Manhattan String Quartet Plays Annual CORE Concert

This Friday, November 1 from 7:30 to 9:30 p.m., the Manhattan String Quartet performed in the Colgate Memorial Chapel. A bi-annual tradition funded by the Colgate Core Curriculum, the quartet’s show was carefully structured to teach students and members of the Colgate community about the development of classical music in the modern era. CORE 152, known as Challenges of Modernity, looks to artists, musicians and writers to gage the way in which society has viewed and reacted to the events and movements of the modern era.

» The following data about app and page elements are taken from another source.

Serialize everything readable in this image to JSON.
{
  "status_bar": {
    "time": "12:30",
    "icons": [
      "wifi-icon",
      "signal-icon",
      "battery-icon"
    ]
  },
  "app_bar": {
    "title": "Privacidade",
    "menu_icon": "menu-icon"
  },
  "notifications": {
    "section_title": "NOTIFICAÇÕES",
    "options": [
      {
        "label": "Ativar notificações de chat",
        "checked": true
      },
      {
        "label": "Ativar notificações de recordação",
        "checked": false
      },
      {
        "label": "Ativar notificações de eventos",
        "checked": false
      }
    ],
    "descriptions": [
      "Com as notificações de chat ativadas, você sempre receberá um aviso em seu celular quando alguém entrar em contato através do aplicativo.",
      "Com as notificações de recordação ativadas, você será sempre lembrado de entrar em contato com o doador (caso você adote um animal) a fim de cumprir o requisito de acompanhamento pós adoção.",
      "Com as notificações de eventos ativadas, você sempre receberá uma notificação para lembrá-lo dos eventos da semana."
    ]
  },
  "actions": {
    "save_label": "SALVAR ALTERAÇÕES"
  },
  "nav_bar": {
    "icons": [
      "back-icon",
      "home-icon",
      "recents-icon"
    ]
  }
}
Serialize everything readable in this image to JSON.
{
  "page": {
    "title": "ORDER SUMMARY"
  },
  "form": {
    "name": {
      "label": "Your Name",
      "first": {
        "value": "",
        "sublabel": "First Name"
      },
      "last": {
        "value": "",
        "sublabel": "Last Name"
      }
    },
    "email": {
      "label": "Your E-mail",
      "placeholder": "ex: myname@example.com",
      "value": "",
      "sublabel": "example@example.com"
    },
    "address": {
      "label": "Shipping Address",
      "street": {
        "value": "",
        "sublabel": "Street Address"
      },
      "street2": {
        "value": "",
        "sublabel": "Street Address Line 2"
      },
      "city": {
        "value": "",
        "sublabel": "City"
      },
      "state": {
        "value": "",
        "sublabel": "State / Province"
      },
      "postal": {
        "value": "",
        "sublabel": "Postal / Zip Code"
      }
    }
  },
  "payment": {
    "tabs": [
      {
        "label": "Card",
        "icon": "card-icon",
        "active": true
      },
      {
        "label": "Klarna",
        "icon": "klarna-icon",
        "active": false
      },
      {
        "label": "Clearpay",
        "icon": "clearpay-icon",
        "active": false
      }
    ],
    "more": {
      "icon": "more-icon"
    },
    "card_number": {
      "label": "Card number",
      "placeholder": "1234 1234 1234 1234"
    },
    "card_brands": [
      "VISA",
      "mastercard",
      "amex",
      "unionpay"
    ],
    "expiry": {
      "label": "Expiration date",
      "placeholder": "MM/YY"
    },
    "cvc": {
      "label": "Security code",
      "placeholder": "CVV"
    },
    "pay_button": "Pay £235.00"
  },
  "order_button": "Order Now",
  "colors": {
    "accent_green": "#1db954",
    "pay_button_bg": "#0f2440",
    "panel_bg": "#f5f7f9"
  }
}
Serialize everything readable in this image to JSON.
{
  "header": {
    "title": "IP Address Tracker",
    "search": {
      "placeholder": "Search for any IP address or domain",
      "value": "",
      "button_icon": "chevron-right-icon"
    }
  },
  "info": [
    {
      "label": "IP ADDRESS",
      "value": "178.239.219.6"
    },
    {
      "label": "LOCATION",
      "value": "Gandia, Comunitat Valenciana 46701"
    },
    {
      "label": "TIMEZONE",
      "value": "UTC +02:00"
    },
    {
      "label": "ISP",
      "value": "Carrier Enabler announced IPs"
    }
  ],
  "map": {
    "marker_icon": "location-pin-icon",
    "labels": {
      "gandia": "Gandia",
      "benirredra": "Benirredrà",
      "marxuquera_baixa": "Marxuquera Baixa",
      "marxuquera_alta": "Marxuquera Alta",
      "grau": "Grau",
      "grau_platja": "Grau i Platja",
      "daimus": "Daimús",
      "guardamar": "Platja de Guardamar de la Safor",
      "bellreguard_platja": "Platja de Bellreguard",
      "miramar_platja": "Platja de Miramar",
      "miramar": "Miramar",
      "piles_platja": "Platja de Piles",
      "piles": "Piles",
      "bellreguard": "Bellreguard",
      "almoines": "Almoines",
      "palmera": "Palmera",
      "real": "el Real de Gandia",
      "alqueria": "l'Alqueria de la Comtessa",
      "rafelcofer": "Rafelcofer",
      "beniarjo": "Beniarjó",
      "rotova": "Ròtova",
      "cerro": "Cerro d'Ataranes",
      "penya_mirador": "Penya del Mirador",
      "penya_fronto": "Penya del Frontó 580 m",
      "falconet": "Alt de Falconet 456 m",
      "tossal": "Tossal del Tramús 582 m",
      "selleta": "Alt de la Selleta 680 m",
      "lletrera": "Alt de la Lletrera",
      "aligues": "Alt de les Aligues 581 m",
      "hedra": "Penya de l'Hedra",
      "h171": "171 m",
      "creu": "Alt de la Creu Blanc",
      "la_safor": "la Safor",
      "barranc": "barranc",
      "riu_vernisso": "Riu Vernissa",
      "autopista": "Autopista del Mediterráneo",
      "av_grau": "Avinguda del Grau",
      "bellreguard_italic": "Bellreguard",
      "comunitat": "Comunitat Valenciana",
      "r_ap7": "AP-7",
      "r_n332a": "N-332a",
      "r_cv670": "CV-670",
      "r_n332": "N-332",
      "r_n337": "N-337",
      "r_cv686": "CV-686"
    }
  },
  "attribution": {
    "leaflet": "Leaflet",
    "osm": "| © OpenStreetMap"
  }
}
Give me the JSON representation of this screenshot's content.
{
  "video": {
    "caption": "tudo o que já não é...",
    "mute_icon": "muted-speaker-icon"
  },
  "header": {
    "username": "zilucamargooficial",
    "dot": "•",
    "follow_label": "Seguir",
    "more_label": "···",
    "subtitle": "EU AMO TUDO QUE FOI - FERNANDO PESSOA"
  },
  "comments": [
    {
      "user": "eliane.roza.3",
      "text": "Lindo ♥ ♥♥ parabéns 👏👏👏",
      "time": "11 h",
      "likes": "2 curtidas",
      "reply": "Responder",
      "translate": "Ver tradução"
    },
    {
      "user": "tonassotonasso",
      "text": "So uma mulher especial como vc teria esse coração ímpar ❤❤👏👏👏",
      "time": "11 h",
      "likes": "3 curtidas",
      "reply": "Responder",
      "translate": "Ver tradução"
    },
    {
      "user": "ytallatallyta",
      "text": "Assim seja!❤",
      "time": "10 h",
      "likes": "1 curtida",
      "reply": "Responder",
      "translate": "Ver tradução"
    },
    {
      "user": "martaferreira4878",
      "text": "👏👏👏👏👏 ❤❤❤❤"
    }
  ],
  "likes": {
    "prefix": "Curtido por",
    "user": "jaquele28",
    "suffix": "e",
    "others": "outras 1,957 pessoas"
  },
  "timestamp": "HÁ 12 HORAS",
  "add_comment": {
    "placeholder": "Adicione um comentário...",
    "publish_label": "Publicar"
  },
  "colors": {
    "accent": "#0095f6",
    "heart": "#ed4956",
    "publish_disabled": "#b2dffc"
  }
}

Modernity, however, is getting old. Anton Webern’s “5 Pieces of a Spring Quartet,” which was performed by Curits Mocomber, Calvin Wiersma, John Dexter and Chris Finckel, is 104 years old. As explained in the presentation that pre-empted the concert, Webern wished to use his talent to diverge from the tradition of decadence that characterized Vienna’s music in the later Romantic period.

Beginning with the third movement, the quartet’s rendition displayed the delicate, whimsical nature of Webern’s style, while also revealing the fearful undertones of his piece. The sweet melodies are intermixed with crescendos that mysteriously build up to nothing and non-linear sounds that interrupt the rhythm of the movement. While the cello had an underpinning repetition that hooked the listener, other instruments created an odd discord that forced the audience to work harder in order to appreciate and try to make sense of the performance. Webern contrasted the fourth movement with the third by making the fourth movement nearly inaudible in its quiet notes and melodies. Pointing out the important role that silence plays in music, Webern successfully expanded the boundaries of what music had previously been understood to be. Indeed, the Viennese composer’s rejection of tonality – the necessity of having chords within music – can be seen within 21st century musical trends, which accept noise as well as harmony as viable types of music. While Webern’s “5 Pieces of a Spring Quartet” was met with much criticism, the extreme individuality that the composer’s music reveals is still impressive and appreciated by all.

Contact Leah Robinson at [email protected].